Copy every entry below, exactly and in full.

*** Opening of SUPPLIED MATERIAL ***

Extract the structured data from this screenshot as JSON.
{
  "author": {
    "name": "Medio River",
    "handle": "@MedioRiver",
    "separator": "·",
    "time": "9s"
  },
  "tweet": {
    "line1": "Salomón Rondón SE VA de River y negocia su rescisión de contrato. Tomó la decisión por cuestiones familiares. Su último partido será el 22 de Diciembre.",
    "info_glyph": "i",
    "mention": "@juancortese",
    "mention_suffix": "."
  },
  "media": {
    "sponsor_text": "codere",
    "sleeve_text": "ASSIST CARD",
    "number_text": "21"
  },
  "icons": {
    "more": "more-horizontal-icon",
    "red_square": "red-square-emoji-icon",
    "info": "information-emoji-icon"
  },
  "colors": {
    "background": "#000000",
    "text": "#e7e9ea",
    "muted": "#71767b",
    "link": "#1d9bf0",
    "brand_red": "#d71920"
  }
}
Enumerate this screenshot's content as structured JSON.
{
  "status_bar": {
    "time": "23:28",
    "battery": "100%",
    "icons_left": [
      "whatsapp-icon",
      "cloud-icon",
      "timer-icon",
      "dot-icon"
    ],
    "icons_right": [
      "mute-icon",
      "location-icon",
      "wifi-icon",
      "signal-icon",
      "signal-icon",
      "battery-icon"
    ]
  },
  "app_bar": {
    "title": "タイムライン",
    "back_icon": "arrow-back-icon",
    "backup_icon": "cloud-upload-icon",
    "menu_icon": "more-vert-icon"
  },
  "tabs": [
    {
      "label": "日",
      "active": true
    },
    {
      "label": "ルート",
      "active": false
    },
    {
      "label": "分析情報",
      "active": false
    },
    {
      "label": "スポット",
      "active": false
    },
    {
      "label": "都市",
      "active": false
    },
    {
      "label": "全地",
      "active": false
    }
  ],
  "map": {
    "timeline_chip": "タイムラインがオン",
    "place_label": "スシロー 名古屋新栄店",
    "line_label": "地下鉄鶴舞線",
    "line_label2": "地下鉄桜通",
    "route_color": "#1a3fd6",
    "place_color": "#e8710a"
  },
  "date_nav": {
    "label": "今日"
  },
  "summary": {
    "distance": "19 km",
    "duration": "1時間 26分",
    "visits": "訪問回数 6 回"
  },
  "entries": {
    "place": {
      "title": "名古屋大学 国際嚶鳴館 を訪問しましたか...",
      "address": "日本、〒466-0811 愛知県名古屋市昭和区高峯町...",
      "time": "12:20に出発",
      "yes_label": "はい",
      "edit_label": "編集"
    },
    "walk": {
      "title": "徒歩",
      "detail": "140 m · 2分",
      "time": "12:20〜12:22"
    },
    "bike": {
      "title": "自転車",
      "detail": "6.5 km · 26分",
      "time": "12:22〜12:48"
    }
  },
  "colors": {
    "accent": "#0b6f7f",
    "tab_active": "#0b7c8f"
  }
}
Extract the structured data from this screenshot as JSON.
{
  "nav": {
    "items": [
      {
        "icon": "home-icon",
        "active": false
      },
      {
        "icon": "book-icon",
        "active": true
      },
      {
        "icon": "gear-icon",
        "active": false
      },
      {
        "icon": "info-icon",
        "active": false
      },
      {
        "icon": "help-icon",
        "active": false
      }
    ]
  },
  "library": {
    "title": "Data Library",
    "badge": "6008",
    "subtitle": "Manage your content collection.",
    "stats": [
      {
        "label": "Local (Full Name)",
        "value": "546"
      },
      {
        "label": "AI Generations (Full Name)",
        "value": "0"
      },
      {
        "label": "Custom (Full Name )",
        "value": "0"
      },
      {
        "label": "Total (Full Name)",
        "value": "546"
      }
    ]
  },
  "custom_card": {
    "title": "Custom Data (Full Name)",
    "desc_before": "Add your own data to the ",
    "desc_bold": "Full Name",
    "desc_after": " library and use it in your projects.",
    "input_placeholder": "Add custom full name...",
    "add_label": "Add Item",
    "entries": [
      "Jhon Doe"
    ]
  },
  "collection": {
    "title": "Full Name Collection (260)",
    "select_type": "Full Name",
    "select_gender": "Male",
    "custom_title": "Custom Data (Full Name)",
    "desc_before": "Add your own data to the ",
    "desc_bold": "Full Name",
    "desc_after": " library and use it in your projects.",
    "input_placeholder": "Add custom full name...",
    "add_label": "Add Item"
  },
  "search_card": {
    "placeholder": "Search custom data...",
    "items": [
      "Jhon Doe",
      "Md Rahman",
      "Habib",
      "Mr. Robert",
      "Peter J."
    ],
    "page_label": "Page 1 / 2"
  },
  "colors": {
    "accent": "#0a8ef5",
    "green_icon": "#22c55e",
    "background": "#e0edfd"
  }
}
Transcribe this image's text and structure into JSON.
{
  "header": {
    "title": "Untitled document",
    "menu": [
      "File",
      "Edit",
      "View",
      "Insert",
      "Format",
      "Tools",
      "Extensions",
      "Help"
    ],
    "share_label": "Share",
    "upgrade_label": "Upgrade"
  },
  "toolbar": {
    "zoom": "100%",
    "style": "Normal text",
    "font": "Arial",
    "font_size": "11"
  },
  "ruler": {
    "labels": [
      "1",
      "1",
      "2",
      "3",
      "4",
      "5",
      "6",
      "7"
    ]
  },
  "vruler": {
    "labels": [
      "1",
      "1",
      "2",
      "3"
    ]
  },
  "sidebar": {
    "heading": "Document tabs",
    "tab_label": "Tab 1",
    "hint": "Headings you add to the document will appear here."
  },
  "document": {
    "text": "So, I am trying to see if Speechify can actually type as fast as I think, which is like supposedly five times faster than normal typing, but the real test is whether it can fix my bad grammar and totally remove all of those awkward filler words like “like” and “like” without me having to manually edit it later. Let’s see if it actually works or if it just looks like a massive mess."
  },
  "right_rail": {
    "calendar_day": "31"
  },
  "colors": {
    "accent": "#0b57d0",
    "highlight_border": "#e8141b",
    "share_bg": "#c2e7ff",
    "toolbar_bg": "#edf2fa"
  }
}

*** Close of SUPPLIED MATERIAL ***

▶ **RESPONSE TO THE TASK**:
Extract the structured data from this screenshot as JSON.
{
  "author": {
    "name": "Medio River",
    "handle": "@MedioRiver",
    "separator": "·",
    "time": "9s"
  },
  "tweet": {
    "line1": "Salomón Rondón SE VA de River y negocia su rescisión de contrato. Tomó la decisión por cuestiones familiares. Su último partido será el 22 de Diciembre.",
    "info_glyph": "i",
    "mention": "@juancortese",
    "mention_suffix": "."
  },
  "media": {
    "sponsor_text": "codere",
    "sleeve_text": "ASSIST CARD",
    "number_text": "21"
  },
  "icons": {
    "more": "more-horizontal-icon",
    "red_square": "red-square-emoji-icon",
    "info": "information-emoji-icon"
  },
  "colors": {
    "background": "#000000",
    "text": "#e7e9ea",
    "muted": "#71767b",
    "link": "#1d9bf0",
    "brand_red": "#d71920"
  }
}
Enumerate this screenshot's content as structured JSON.
{
  "status_bar": {
    "time": "23:28",
    "battery": "100%",
    "icons_left": [
      "whatsapp-icon",
      "cloud-icon",
      "timer-icon",
      "dot-icon"
    ],
    "icons_right": [
      "mute-icon",
      "location-icon",
      "wifi-icon",
      "signal-icon",
      "signal-icon",
      "battery-icon"
    ]
  },
  "app_bar": {
    "title": "タイムライン",
    "back_icon": "arrow-back-icon",
    "backup_icon": "cloud-upload-icon",
    "menu_icon": "more-vert-icon"
  },
  "tabs": [
    {
      "label": "日",
      "active": true
    },
    {
      "label": "ルート",
      "active": false
    },
    {
      "label": "分析情報",
      "active": false
    },
    {
      "label": "スポット",
      "active": false
    },
    {
      "label": "都市",
      "active": false
    },
    {
      "label": "全地",
      "active": false
    }
  ],
  "map": {
    "timeline_chip": "タイムラインがオン",
    "place_label": "スシロー 名古屋新栄店",
    "line_label": "地下鉄鶴舞線",
    "line_label2": "地下鉄桜通",
    "route_color": "#1a3fd6",
    "place_color": "#e8710a"
  },
  "date_nav": {
    "label": "今日"
  },
  "summary": {
    "distance": "19 km",
    "duration": "1時間 26分",
    "visits": "訪問回数 6 回"
  },
  "entries": {
    "place": {
      "title": "名古屋大学 国際嚶鳴館 を訪問しましたか...",
      "address": "日本、〒466-0811 愛知県名古屋市昭和区高峯町...",
      "time": "12:20に出発",
      "yes_label": "はい",
      "edit_label": "編集"
    },
    "walk": {
      "title": "徒歩",
      "detail": "140 m · 2分",
      "time": "12:20〜12:22"
    },
    "bike": {
      "title": "自転車",
      "detail": "6.5 km · 26分",
      "time": "12:22〜12:48"
    }
  },
  "colors": {
    "accent": "#0b6f7f",
    "tab_active": "#0b7c8f"
  }
}
Extract the structured data from this screenshot as JSON.
{
  "nav": {
    "items": [
      {
        "icon": "home-icon",
        "active": false
      },
      {
        "icon": "book-icon",
        "active": true
      },
      {
        "icon": "gear-icon",
        "active": false
      },
      {
        "icon": "info-icon",
        "active": false
      },
      {
        "icon": "help-icon",
        "active": false
      }
    ]
  },
  "library": {
    "title": "Data Library",
    "badge": "6008",
    "subtitle": "Manage your content collection.",
    "stats": [
      {
        "label": "Local (Full Name)",
        "value": "546"
      },
      {
        "label": "AI Generations (Full Name)",
        "value": "0"
      },
      {
        "label": "Custom (Full Name )",
        "value": "0"
      },
      {
        "label": "Total (Full Name)",
        "value": "546"
      }
    ]
  },
  "custom_card": {
    "title": "Custom Data (Full Name)",
    "desc_before": "Add your own data to the ",
    "desc_bold": "Full Name",
    "desc_after": " library and use it in your projects.",
    "input_placeholder": "Add custom full name...",
    "add_label": "Add Item",
    "entries": [
      "Jhon Doe"
    ]
  },
  "collection": {
    "title": "Full Name Collection (260)",
    "select_type": "Full Name",
    "select_gender": "Male",
    "custom_title": "Custom Data (Full Name)",
    "desc_before": "Add your own data to the ",
    "desc_bold": "Full Name",
    "desc_after": " library and use it in your projects.",
    "input_placeholder": "Add custom full name...",
    "add_label": "Add Item"
  },
  "search_card": {
    "placeholder": "Search custom data...",
    "items": [
      "Jhon Doe",
      "Md Rahman",
      "Habib",
      "Mr. Robert",
      "Peter J."
    ],
    "page_label": "Page 1 / 2"
  },
  "colors": {
    "accent": "#0a8ef5",
    "green_icon": "#22c55e",
    "background": "#e0edfd"
  }
}
Transcribe this image's text and structure into JSON.
{
  "header": {
    "title": "Untitled document",
    "menu": [
      "File",
      "Edit",
      "View",
      "Insert",
      "Format",
      "Tools",
      "Extensions",
      "Help"
    ],
    "share_label": "Share",
    "upgrade_label": "Upgrade"
  },
  "toolbar": {
    "zoom": "100%",
    "style": "Normal text",
    "font": "Arial",
    "font_size": "11"
  },
  "ruler": {
    "labels": [
      "1",
      "1",
      "2",
      "3",
      "4",
      "5",
      "6",
      "7"
    ]
  },
  "vruler": {
    "labels": [
      "1",
      "1",
      "2",
      "3"
    ]
  },
  "sidebar": {
    "heading": "Document tabs",
    "tab_label": "Tab 1",
    "hint": "Headings you add to the document will appear here."
  },
  "document": {
    "text": "So, I am trying to see if Speechify can actually type as fast as I think, which is like supposedly five times faster than normal typing, but the real test is whether it can fix my bad grammar and totally remove all of those awkward filler words like “like” and “like” without me having to manually edit it later. Let’s see if it actually works or if it just looks like a massive mess."
  },
  "right_rail": {
    "calendar_day": "31"
  },
  "colors": {
    "accent": "#0b57d0",
    "highlight_border": "#e8141b",
    "share_bg": "#c2e7ff",
    "toolbar_bg": "#edf2fa"
  }
}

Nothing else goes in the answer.